How did a complex structure like the human eye evolve? Charles Darwin recognized that the eye would be a real test of the theory of evolution. He suggested that it might be possible to evolve an eye from "imperfect and simple" forms:
"To suppose that the eye, with all its inimitable contrivances for adjusting the focus to different distances, for admitting different amounts of light, and for the correction of spherical and chromatic aberration, could have been formed by natural selection, seems, I freely confess, absurd in the highest possible degree.
"Yet reason tells me, that if numerous gradations from a perfect and complex eye to one very imperfect and simple, each grade being useful to its possessor, can be shown to exist; if further, the eye does vary ever so slightly, and the variations be inherited, which is certainly the case; and if variation or modification in the organ be ever useful to an animal under changing conditions of life, then the difficulty of believing that a perfect and complex eye could be formed by natural selection, though insuperable by our imagination, can hardly be considered real."

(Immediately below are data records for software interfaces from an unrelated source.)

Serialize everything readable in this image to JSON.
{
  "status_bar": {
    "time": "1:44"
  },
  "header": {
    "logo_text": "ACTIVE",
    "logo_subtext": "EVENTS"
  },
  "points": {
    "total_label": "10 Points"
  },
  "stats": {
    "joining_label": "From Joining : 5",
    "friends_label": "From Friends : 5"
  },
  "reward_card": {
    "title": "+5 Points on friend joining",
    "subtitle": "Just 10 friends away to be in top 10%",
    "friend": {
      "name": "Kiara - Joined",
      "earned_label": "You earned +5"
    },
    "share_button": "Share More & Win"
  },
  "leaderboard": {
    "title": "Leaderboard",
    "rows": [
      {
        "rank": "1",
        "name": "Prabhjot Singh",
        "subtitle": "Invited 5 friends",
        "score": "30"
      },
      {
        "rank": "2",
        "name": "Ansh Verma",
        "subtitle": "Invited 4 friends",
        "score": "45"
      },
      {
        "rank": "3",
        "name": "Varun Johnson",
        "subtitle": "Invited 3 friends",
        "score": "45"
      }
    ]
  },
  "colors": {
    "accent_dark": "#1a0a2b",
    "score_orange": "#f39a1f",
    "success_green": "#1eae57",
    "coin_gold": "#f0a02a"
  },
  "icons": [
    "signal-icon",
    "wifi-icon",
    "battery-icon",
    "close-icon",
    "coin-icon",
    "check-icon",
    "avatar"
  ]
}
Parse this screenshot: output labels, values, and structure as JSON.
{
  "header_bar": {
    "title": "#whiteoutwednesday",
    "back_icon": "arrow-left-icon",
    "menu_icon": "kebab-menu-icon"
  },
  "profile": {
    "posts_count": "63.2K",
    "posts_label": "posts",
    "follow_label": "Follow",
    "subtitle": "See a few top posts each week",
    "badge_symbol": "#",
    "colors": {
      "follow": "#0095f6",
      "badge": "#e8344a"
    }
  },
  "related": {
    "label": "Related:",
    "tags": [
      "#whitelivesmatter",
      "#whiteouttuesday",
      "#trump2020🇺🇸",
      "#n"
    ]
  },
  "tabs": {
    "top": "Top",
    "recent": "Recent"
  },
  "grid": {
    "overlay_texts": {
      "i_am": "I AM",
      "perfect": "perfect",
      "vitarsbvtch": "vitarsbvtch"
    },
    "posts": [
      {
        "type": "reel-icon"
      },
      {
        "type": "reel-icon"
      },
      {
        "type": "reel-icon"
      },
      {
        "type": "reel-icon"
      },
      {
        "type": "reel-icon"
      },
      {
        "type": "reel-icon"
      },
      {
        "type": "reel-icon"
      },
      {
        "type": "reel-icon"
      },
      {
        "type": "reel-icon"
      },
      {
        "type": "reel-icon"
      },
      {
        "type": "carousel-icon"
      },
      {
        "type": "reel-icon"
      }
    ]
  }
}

Scientists today believe that the eye could evolve from a single light-sensing cell. Scientists disagree over whether it evolved just once, or many times.
It turns out that Nature is both creative and generous with her gifts. Recent research has shown that the tiny marine worm Platynereis dumerilii has two types of light-sensing cells. The eyes of the worm have rhabdomeric photoreceptors, a compound lens formation that is seen almost exclusively in insect eyes. Rhabdomeric photoreceptors are covered in little finger-like protrusions. In its brain, however, it has a different kind of light-sensing cells - ciliary cells that are seen in vertebrate animals. Ciliary cells have hair-like cilia that extend outward and branch out like tiny umbrellas. Two different ways of sensing light in a single organism!
Researcher Joachim Wittbrodt of the European Molecular Biology Laboratory in Heidelberg, Germany speculates that the ciliary cells may regulate the worm's daily activity cycle, saying "We think they are related to circadian rhythms. We have found that there is a direct connection to the area used for locomotion... In the beginning we had a toolbox... what was in the brain in the worm ends up in our eye." If the animal had two copies of the genes needed to make one kind of photoreceptor, speculates Wittbrodt, then the extra set would have been free to evolve into the other photoreceptor. Different animals would subsequently evolve to use the two options in different ways.
Science fiction authors do not have the constraints of being able to use only Earth DNA; they are free to imagine light-sensing cells in wildly different ways. Here is a small sample of the variety found in sf:
His sense organs were gathered in clusters at the site of a man's ears; his visage... was corrugated muscle, not dissimilar to the look of the uncovered human brain. [The Meks from The Last Castle by Jack Vance]
Facing him from the middle of the room was something neither human nor humanoid. It stood on three legs, and it regarded Louis Wu from two directions, from two flat heads mounted on flexible, slender necks. Over most of its startling frame, the skin was white and glovesoft; but a thick, coarse brown mane ran from between the beasts necks, back along its spine, to cover the complex-looking hip joint of the hind leg. The two forelegs were set wide apart, so that the beast's small, clawed hooves formed almost an equilateral triangle.
Louis guessed that the thing was an alien animal. In those flat heads there would be no room for brains. But he noticed the hump that rose between the bases of the necks, where the mane became a thick protective mop... and a memory floated up from eighteen decades behind him.
This was a puppeteer, a Pierson's puppeteer. Its brain and skull were under the hump. It was not an animal; it was at least as intelligent as a man. And its eyes, one to a head in deep bone sockets, stared fixedly at Louis Wu from two directions. [The Puppeteers from Ringworld by Larry Niven]
"Its body architecture has been redesigned for greater efficiency, our useless simian hangovers have been left out, and its organs have been rearranged in a more sensible fashion...You can't say its not human, for it is .. an improved model. Take that extra appendage at the wrist. That's another hand, a miniature one... backed up by a microscopic eye. You can see how useful that would be, once you get used to the idea..." [The genetically-modified humans from Methuselah's Children by Robert Heinlein]
Image at top: Platynereis dumerilii
(This Science Fiction in the News story used with permission from Technovelgy.com - where science meets fiction.)